**YOUR TASK**
Within the listing below, the lines containing "user" are to be counted. Give the number only.

*** Opening PROVIDED DATA ***

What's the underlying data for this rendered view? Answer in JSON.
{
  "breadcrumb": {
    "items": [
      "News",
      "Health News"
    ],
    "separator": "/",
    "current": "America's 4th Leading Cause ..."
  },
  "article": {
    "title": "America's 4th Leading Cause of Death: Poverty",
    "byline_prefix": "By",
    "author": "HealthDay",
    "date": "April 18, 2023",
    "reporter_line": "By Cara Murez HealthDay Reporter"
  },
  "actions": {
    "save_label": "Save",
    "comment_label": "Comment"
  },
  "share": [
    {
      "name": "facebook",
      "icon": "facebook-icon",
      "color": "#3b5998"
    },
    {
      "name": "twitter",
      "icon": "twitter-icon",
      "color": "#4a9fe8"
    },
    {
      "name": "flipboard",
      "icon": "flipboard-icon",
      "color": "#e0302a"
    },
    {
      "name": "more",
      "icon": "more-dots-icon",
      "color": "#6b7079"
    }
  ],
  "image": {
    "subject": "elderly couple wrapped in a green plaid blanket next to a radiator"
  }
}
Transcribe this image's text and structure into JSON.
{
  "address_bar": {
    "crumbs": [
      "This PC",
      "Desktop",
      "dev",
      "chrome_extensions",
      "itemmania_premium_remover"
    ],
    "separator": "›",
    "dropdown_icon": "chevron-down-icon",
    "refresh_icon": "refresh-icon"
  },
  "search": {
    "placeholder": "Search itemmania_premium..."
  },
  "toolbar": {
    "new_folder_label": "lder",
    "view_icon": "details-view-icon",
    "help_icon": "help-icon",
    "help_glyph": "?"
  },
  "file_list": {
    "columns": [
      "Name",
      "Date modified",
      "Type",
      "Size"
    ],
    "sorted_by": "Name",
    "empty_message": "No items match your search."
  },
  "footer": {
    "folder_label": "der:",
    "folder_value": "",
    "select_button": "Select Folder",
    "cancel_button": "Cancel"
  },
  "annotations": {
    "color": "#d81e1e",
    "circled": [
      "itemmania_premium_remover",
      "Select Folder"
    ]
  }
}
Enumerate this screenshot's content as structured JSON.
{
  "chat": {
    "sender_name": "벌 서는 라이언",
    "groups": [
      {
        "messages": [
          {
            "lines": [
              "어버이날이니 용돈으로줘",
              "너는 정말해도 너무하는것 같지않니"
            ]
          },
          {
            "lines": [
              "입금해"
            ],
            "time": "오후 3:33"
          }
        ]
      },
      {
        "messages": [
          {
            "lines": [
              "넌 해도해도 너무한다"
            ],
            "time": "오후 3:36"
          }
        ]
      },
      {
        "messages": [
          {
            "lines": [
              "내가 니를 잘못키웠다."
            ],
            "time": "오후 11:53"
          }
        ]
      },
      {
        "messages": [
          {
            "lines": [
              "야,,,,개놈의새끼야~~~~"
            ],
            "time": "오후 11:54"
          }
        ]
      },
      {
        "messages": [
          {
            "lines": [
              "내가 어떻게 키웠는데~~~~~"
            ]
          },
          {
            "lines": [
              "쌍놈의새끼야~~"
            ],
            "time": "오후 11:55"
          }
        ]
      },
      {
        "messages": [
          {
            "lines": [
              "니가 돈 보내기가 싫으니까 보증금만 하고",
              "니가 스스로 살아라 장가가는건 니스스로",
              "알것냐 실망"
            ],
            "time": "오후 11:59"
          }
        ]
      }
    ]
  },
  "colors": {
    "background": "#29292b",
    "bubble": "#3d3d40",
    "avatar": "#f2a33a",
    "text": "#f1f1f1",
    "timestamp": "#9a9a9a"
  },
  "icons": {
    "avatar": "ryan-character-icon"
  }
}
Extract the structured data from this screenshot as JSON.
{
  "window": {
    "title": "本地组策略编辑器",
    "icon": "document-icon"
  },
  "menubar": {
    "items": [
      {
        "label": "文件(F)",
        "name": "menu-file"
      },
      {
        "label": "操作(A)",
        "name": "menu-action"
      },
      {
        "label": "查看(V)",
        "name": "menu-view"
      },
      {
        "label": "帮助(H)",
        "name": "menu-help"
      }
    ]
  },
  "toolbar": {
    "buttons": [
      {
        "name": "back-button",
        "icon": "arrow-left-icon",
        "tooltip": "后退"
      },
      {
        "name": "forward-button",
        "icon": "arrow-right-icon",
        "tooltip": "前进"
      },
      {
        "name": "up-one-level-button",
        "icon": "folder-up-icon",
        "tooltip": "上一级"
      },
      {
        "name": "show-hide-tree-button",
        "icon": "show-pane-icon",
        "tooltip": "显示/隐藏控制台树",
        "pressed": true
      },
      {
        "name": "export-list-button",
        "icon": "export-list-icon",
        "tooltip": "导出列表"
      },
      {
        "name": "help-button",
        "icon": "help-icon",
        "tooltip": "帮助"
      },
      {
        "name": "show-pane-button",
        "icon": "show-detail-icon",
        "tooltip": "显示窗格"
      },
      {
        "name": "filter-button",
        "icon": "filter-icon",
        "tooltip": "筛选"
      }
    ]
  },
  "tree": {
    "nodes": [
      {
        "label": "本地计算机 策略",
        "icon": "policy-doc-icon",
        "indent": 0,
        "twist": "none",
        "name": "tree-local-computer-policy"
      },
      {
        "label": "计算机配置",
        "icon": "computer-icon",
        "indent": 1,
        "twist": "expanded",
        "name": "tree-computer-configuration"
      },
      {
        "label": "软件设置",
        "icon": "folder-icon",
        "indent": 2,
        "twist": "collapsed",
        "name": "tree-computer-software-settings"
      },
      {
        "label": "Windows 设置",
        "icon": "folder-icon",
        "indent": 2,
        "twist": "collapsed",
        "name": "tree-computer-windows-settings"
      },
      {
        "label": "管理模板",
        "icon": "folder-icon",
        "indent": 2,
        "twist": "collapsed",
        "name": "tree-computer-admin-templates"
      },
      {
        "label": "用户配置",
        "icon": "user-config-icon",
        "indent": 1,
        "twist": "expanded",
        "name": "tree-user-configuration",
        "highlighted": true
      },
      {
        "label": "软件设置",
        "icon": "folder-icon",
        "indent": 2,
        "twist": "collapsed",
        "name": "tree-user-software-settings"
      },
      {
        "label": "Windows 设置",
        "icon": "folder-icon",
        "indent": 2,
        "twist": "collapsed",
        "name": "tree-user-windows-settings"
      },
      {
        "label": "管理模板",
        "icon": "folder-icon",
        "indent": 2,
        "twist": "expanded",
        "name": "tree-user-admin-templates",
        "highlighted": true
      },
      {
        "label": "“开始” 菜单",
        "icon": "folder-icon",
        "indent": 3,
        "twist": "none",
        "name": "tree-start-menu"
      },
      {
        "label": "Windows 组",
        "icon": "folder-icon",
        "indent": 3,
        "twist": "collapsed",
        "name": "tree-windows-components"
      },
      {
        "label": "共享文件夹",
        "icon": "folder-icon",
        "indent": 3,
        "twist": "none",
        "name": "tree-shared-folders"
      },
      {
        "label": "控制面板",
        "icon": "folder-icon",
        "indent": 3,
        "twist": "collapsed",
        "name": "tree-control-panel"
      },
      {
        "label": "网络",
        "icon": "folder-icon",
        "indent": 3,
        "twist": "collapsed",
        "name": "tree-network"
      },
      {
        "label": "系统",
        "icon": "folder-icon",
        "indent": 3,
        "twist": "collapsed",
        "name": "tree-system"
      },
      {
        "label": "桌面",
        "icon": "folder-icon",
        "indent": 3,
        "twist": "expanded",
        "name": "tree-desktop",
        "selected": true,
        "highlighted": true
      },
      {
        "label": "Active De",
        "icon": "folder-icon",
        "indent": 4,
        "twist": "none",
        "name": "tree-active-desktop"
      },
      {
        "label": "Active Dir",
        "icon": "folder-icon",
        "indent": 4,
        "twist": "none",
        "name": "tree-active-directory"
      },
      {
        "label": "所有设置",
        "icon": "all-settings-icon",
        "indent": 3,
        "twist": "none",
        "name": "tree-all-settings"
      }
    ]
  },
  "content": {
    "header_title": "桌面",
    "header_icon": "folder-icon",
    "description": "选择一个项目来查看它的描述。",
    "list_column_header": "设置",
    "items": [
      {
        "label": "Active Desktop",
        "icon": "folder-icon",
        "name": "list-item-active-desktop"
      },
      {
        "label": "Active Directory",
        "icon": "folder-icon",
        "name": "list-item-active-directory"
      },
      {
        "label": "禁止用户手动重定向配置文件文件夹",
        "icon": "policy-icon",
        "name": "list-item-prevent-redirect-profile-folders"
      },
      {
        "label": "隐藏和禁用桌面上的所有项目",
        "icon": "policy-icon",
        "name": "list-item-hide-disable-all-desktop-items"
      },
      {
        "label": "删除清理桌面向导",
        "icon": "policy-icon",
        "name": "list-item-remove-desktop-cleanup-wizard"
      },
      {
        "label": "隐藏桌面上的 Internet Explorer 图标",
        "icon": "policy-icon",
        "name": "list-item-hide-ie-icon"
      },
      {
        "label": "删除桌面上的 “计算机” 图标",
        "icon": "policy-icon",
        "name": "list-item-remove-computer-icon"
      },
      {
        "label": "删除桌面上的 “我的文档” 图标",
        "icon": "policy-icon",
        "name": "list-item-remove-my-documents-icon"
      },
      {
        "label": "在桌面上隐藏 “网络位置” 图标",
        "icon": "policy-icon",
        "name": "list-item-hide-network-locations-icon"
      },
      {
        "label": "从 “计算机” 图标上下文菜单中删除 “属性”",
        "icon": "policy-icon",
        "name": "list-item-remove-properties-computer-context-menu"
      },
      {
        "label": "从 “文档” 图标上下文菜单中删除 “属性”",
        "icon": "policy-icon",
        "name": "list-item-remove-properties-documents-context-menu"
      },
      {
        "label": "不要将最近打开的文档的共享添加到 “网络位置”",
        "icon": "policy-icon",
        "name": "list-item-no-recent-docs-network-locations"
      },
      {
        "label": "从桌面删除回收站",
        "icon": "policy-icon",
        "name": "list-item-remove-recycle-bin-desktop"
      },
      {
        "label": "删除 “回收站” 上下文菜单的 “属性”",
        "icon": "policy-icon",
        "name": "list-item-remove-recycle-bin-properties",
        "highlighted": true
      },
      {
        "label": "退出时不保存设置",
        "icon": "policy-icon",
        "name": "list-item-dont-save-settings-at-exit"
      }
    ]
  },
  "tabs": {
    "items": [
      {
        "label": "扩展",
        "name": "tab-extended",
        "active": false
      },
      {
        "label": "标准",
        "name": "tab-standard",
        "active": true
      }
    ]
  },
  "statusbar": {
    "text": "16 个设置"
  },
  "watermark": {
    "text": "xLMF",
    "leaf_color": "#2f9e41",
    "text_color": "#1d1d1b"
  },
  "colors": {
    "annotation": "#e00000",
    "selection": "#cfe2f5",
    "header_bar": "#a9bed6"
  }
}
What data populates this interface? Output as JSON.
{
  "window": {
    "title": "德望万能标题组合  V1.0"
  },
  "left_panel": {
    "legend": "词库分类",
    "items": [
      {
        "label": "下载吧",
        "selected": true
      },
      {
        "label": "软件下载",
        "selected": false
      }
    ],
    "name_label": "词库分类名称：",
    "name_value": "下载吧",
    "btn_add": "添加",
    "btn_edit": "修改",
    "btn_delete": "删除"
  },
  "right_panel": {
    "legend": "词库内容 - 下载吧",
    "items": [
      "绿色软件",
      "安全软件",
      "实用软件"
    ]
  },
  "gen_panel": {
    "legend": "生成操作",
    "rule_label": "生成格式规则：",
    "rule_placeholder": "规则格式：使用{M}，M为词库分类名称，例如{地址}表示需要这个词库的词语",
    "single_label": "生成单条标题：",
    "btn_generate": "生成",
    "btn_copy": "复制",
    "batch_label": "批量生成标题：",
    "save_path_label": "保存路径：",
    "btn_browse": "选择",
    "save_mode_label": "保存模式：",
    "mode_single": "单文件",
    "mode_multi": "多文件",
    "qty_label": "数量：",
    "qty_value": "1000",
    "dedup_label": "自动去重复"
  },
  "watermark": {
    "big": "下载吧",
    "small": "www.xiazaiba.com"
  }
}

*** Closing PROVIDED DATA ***

**SOLUTION FOR THIS PROBLEM**
5